Andy Gersh

By Gabriel Cohn, History Teacher

For someone who admits he was not a strong math student when he was younger, Andy Gersh is exceedingly passionate about math. 

Andy’s path from youth to PCS was a winding one. After growing up in Spokane, WA and attending the University of Puget Sound, Andy  spent time doing outdoor education (while also getting into surfing). He decided that the repetitive nature of teaching the same lesson over and over to different groups of kids was the opposite of what he wanted, and eventually returned to Puget Sound to get his teaching degree. From there he taught in a variety of locations: a Title I school in Tacoma, an international school in the Marshall Islands (he never really mastered Marshallese), and a couple of South Bay private schools. He also traveled as far as Samoa, Guatemala, and New Zealand—definitely not the fastest route from Spokane to PCS.

PCS’s luck turned in 2011. Andy was on the verge of leaving the Santa Cruz area when he began dating his future wife, Taflyn. Eight years on, they now have two kids, Levi and Lucas, who (how appropriate for a mathematician) were born exactly 3 years and 3 days apart. And, lucky for PCS, when a job opened here, Andy just happened to live in the neighborhood…
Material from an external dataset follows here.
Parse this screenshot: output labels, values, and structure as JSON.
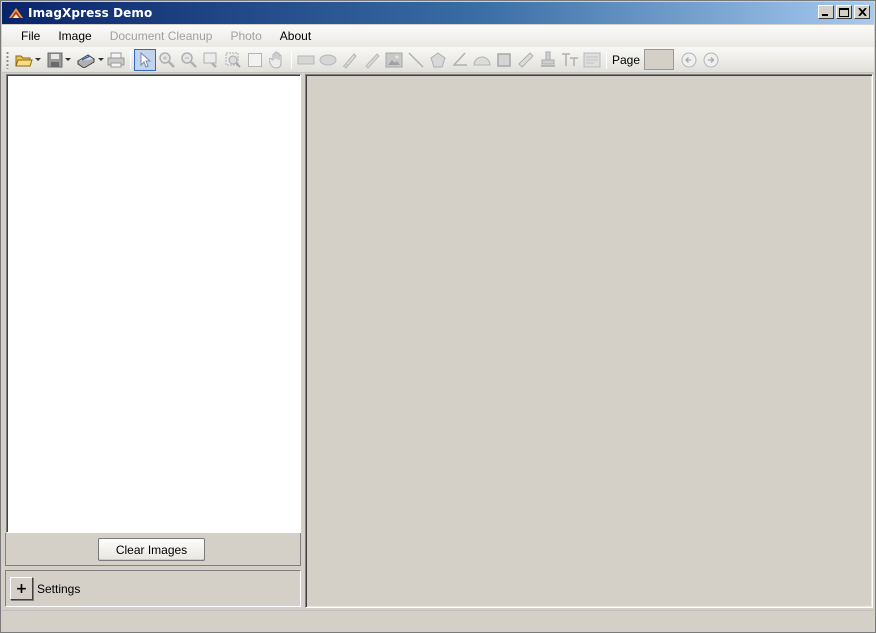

And what has Andy brought to PCS? Answer: just his insane (in a good way!) love for the beauty of mathematics. He admits he was never a natural math wiz growing up, but over time he found that he loves working with kids to bring out their curiosity, showing them the variety of ways that numbers combine and coordinate. He shows his passion in everything from game playing (the card game Euchre is evidently a favorite) to building remote control model boats, cars, and planes (he’s considering a “flight club” seminar in the future).  He even recommended a book to inspire folks to reenter the world of math, The Joy of x: A Guided Tour of Math, from One to Infinity by Steven Strogatz, which Andy describes as an entertaining explanation of math concepts for people who might be a little scared of math.  To put all of that another way (and this is literally what he scribbled on my interview notes—talk about a wonderfully nerdy math guy!), Andy says, “interest > natural inclination.”  Anyone can do it, they just have to find the beauty behind the numbers.